= GOAL OF THE EXERCISE =
How many lines below contain the word "icon"? Give only the number.

═════ DATA FOR REVIEW ═════

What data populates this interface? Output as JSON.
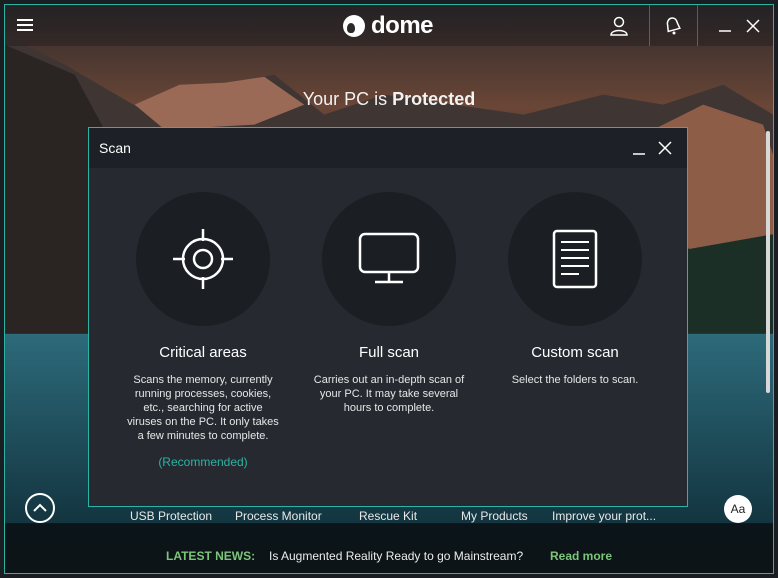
{
  "app": {
    "logo_text": "dome"
  },
  "status": {
    "prefix": "Your PC is",
    "state": "Protected"
  },
  "dialog": {
    "title": "Scan",
    "options": [
      {
        "title": "Critical areas",
        "description": "Scans the memory, currently running processes, cookies, etc., searching for active viruses on the PC. It only takes a few minutes to complete.",
        "note": "(Recommended)",
        "icon": "crosshair-icon"
      },
      {
        "title": "Full scan",
        "description": "Carries out an in-depth scan of your PC. It may take several hours to complete.",
        "icon": "monitor-icon"
      },
      {
        "title": "Custom scan",
        "description": "Select the folders to scan.",
        "icon": "document-icon"
      }
    ]
  },
  "bottom_nav": {
    "items": [
      "USB Protection",
      "Process Monitor",
      "Rescue Kit",
      "My Products",
      "Improve your prot..."
    ],
    "font_button": "Aa"
  },
  "news": {
    "label": "LATEST NEWS:",
    "headline": "Is Augmented Reality Ready to go Mainstream?",
    "link": "Read more"
  },
  "colors": {
    "accent": "#2bb3a3",
    "news_green": "#7bc67a",
    "dialog_bg": "#262a30"
  }
}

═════

= EXERCISE RESULT =
3